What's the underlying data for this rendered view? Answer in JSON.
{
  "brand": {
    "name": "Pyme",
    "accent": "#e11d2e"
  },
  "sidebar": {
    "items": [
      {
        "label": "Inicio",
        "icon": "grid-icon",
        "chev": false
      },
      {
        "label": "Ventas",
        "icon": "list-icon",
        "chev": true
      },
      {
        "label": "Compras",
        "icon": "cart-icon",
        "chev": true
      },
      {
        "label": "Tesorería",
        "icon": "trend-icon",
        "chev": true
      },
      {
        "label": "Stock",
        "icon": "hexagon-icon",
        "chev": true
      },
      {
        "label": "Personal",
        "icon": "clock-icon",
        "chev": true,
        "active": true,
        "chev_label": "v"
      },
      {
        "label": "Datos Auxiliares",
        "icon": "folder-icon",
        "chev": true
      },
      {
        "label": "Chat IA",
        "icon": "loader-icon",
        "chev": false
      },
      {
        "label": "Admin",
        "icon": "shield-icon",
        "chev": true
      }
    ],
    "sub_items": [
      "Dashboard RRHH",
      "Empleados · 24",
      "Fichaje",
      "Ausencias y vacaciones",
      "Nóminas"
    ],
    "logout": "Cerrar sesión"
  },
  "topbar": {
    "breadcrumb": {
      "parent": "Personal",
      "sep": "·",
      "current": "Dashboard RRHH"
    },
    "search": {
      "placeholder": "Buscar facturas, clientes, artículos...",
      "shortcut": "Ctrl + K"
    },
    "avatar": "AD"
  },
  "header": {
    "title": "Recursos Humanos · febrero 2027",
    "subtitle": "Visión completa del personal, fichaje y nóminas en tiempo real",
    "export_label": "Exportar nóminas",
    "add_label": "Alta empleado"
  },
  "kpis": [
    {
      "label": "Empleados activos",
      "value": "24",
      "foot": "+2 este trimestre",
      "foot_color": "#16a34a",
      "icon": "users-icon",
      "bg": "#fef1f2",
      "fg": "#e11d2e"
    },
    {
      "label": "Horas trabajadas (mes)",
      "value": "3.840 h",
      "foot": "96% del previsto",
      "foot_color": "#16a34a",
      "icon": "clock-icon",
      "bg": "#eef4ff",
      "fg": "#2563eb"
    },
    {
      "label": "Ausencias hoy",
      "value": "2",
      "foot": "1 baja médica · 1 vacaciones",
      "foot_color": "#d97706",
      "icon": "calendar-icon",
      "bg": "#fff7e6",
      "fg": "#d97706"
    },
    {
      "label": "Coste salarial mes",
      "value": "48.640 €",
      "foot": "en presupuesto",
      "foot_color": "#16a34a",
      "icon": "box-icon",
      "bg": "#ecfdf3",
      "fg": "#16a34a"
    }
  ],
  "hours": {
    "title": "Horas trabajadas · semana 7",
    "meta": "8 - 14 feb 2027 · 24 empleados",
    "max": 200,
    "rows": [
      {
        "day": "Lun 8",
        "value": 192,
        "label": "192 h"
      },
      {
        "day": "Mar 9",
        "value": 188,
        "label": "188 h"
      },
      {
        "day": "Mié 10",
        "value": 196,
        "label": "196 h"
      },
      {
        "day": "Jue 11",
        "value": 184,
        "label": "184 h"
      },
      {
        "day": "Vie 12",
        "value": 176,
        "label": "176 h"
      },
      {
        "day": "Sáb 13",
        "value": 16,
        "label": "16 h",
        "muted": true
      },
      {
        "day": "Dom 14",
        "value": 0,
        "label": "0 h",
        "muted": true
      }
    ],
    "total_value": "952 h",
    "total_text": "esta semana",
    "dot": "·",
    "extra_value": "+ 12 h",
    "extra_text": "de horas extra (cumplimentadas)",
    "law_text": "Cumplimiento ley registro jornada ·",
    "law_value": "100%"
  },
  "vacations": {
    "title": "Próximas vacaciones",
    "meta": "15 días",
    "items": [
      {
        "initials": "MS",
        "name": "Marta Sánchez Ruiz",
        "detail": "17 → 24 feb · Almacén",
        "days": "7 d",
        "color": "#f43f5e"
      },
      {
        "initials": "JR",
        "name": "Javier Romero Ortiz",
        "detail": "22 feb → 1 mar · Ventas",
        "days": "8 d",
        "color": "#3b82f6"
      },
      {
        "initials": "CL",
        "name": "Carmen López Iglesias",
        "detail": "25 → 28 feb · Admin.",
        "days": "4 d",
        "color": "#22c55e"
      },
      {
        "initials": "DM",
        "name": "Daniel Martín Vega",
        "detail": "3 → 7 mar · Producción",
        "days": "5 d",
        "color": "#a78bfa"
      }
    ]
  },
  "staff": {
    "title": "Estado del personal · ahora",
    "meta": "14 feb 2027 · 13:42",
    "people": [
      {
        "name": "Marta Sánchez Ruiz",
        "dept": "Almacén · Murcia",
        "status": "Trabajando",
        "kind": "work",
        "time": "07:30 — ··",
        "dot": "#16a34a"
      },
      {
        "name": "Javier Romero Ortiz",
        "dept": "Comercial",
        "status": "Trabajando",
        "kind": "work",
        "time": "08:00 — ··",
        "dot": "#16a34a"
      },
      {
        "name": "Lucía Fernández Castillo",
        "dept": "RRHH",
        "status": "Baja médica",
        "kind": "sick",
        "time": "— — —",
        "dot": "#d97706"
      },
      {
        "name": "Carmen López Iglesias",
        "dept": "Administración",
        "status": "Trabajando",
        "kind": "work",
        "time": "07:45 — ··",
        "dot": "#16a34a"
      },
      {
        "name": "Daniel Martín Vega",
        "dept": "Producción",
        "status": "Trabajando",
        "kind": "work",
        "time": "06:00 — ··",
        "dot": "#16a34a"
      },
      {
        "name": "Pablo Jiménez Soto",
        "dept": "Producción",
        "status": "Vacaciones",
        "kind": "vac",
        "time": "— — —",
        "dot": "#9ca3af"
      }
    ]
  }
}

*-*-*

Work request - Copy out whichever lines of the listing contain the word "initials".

Response -
        "initials": "MS",
        "initials": "JR",
        "initials": "CL",
        "initials": "DM",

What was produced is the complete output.